I love a sale. I can scout out the discount rack and put together a fabulous outfit for 75% off with the best of them! In today’s economy, retail stores are quick to offer special promotions and lure customers with the prospect of a deal. If you are shopping for back to school clothes or a new outfit – I encourage taking advantage of the deals to be had!

When is a deal not a good deal? Getting a discount when it comes to your brand, your marketing, or your communication strategy may cost you more than you think. I have noticed quite a few sites, list servers, and LinkedIn groups offering businesses the opportunity to request bids for marketing, communications and design needs. I’ve looked into a few of these to see how the process works. Project work is offered at a deep discount and the lowest price seems to win the project. It is not uncommon to see requests for a $200 website or $20 for a newsletter or brochure. This is one area where I would caution that a deal is not necessarily a good deal. Your brand image, logo, website, or collateral may be the first interaction a potential customer or client has with your company. You can not cover up a discounted, slow website, choppy communication, or visually confusing materials with a new belt or scarf like you can last year’s outfit! These items often stand alone. Within seconds of viewing or reading what you have to offer, prospects make a decision whether to continue to engage or not. The money you saved with your marketing deal may be costing you more clients than you realize.

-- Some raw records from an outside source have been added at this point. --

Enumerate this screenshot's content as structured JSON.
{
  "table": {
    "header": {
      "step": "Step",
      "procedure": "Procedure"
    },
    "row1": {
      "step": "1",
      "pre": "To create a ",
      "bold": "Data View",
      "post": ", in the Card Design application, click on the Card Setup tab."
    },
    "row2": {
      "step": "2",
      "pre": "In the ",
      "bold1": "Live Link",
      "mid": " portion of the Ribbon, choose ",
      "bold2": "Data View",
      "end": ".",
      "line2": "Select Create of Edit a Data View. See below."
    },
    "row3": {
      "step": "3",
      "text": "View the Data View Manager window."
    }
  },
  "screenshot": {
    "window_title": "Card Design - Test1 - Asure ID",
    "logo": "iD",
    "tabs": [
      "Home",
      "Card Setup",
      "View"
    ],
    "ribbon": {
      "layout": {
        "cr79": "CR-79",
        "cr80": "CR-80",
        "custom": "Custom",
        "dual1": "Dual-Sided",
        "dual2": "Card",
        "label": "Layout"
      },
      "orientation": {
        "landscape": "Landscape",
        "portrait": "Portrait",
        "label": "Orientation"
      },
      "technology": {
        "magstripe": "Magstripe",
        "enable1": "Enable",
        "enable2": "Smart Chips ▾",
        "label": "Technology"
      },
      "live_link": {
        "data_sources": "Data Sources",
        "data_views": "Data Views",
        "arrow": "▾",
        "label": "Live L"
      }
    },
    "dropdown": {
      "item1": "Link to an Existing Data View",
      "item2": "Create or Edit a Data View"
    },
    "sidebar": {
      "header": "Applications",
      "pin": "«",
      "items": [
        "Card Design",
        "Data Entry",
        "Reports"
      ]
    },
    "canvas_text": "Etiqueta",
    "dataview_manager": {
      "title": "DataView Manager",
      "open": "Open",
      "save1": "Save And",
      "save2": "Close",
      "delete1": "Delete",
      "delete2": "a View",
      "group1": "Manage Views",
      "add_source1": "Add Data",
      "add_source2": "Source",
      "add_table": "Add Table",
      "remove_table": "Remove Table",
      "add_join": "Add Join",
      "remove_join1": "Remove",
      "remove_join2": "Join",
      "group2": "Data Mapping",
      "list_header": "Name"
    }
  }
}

Here’s a quick example that I believe will make my point. I recently received an email about a massage and wellness center. I’ve been feeling a little tight and thinking a massage might really be what I need. I was a good prospect – I was looking to buy what this company was selling! When I clicked on the link, I found the website was less than appealing. It lacked any imagery and even the logo looked rather generic. The copy on the site was repetitive and offered little real information. I quickly decided I did not feel comfortable with this establishment. With no visuals or details, I wasn’t confident that this business might not be run out of someone’s basement! The owner may be very qualified and offer the best massages in town. The visual and verbal presence however failed to instill any confidence or credibility. I was a lost potential. With a little more investment in creating an inviting logo, engaging copy and an informative website – one new customer alone could have potentially financed their initial marketing expense. Let’s say I get a massage once a month at $90, I buy a couple gift certificates at Christmas, plus I refer a few friends… you can see how quickly one good connection can cover the cost of investing in marketing!

I encourage you to save money on shoes, shirts and skirts, but not on your brand image or marketing. There is no such thing as last season’s marketing or an overstock on copy! With marketing and communications – you get what you pay for. Anyone willing to design your logo or create your marketing for very little most likely also comes with little experience or lesser capabilities. Make an investment in your brand and your presence and it will last for many seasons to come!